App and web page records:
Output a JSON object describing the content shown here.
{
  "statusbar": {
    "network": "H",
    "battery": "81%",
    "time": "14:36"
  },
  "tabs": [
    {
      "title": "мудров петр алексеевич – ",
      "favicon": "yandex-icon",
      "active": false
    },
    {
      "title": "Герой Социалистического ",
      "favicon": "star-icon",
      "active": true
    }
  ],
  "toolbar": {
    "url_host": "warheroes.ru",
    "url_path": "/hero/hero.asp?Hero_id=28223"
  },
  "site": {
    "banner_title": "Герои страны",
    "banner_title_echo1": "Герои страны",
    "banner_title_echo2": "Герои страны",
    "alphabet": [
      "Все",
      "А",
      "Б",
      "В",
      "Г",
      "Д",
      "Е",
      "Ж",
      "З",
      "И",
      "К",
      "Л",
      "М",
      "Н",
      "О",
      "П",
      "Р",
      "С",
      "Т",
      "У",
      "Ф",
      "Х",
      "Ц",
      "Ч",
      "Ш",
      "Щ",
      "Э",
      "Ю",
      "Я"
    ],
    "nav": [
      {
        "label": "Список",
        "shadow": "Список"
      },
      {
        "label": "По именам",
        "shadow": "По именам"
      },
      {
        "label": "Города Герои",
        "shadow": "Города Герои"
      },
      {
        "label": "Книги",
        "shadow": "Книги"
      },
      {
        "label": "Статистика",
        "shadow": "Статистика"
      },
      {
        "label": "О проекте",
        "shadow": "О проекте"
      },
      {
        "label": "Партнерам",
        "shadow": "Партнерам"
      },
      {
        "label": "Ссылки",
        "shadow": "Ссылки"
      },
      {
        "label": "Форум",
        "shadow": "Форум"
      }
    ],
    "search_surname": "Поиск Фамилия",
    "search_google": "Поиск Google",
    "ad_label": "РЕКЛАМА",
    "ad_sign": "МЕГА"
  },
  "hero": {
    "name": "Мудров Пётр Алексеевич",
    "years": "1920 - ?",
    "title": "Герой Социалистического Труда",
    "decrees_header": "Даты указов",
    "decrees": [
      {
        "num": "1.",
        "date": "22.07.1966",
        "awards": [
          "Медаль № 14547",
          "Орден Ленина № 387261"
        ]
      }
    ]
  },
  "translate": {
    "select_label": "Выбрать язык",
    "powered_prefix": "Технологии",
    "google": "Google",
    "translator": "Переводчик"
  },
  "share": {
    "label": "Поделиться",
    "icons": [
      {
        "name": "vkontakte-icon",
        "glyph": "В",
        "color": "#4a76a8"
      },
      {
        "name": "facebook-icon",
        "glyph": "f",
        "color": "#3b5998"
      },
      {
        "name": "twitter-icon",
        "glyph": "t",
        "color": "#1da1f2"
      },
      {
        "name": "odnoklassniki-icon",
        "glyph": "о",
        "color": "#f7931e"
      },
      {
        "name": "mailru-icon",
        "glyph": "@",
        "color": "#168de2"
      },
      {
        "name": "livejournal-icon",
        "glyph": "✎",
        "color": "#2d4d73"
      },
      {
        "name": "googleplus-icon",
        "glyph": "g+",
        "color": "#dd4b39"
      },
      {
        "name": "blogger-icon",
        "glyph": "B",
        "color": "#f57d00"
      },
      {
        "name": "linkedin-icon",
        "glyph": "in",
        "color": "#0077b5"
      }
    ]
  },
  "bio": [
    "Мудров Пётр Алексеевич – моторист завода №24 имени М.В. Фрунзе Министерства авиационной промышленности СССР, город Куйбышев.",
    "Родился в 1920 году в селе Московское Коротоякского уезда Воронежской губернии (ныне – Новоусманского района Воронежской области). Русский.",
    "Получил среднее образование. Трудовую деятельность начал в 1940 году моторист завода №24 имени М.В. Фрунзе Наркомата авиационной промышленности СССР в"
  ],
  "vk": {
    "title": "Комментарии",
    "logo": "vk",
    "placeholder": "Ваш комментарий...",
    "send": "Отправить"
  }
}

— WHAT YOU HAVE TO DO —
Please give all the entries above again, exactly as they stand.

— WRITTEN SOLUTION —
Output a JSON object describing the content shown here.
{
  "statusbar": {
    "network": "H",
    "battery": "81%",
    "time": "14:36"
  },
  "tabs": [
    {
      "title": "мудров петр алексеевич – ",
      "favicon": "yandex-icon",
      "active": false
    },
    {
      "title": "Герой Социалистического ",
      "favicon": "star-icon",
      "active": true
    }
  ],
  "toolbar": {
    "url_host": "warheroes.ru",
    "url_path": "/hero/hero.asp?Hero_id=28223"
  },
  "site": {
    "banner_title": "Герои страны",
    "banner_title_echo1": "Герои страны",
    "banner_title_echo2": "Герои страны",
    "alphabet": [
      "Все",
      "А",
      "Б",
      "В",
      "Г",
      "Д",
      "Е",
      "Ж",
      "З",
      "И",
      "К",
      "Л",
      "М",
      "Н",
      "О",
      "П",
      "Р",
      "С",
      "Т",
      "У",
      "Ф",
      "Х",
      "Ц",
      "Ч",
      "Ш",
      "Щ",
      "Э",
      "Ю",
      "Я"
    ],
    "nav": [
      {
        "label": "Список",
        "shadow": "Список"
      },
      {
        "label": "По именам",
        "shadow": "По именам"
      },
      {
        "label": "Города Герои",
        "shadow": "Города Герои"
      },
      {
        "label": "Книги",
        "shadow": "Книги"
      },
      {
        "label": "Статистика",
        "shadow": "Статистика"
      },
      {
        "label": "О проекте",
        "shadow": "О проекте"
      },
      {
        "label": "Партнерам",
        "shadow": "Партнерам"
      },
      {
        "label": "Ссылки",
        "shadow": "Ссылки"
      },
      {
        "label": "Форум",
        "shadow": "Форум"
      }
    ],
    "search_surname": "Поиск Фамилия",
    "search_google": "Поиск Google",
    "ad_label": "РЕКЛАМА",
    "ad_sign": "МЕГА"
  },
  "hero": {
    "name": "Мудров Пётр Алексеевич",
    "years": "1920 - ?",
    "title": "Герой Социалистического Труда",
    "decrees_header": "Даты указов",
    "decrees": [
      {
        "num": "1.",
        "date": "22.07.1966",
        "awards": [
          "Медаль № 14547",
          "Орден Ленина № 387261"
        ]
      }
    ]
  },
  "translate": {
    "select_label": "Выбрать язык",
    "powered_prefix": "Технологии",
    "google": "Google",
    "translator": "Переводчик"
  },
  "share": {
    "label": "Поделиться",
    "icons": [
      {
        "name": "vkontakte-icon",
        "glyph": "В",
        "color": "#4a76a8"
      },
      {
        "name": "facebook-icon",
        "glyph": "f",
        "color": "#3b5998"
      },
      {
        "name": "twitter-icon",
        "glyph": "t",
        "color": "#1da1f2"
      },
      {
        "name": "odnoklassniki-icon",
        "glyph": "о",
        "color": "#f7931e"
      },
      {
        "name": "mailru-icon",
        "glyph": "@",
        "color": "#168de2"
      },
      {
        "name": "livejournal-icon",
        "glyph": "✎",
        "color": "#2d4d73"
      },
      {
        "name": "googleplus-icon",
        "glyph": "g+",
        "color": "#dd4b39"
      },
      {
        "name": "blogger-icon",
        "glyph": "B",
        "color": "#f57d00"
      },
      {
        "name": "linkedin-icon",
        "glyph": "in",
        "color": "#0077b5"
      }
    ]
  },
  "bio": [
    "Мудров Пётр Алексеевич – моторист завода №24 имени М.В. Фрунзе Министерства авиационной промышленности СССР, город Куйбышев.",
    "Родился в 1920 году в селе Московское Коротоякского уезда Воронежской губернии (ныне – Новоусманского района Воронежской области). Русский.",
    "Получил среднее образование. Трудовую деятельность начал в 1940 году моторист завода №24 имени М.В. Фрунзе Наркомата авиационной промышленности СССР в"
  ],
  "vk": {
    "title": "Комментарии",
    "logo": "vk",
    "placeholder": "Ваш комментарий...",
    "send": "Отправить"
  }
}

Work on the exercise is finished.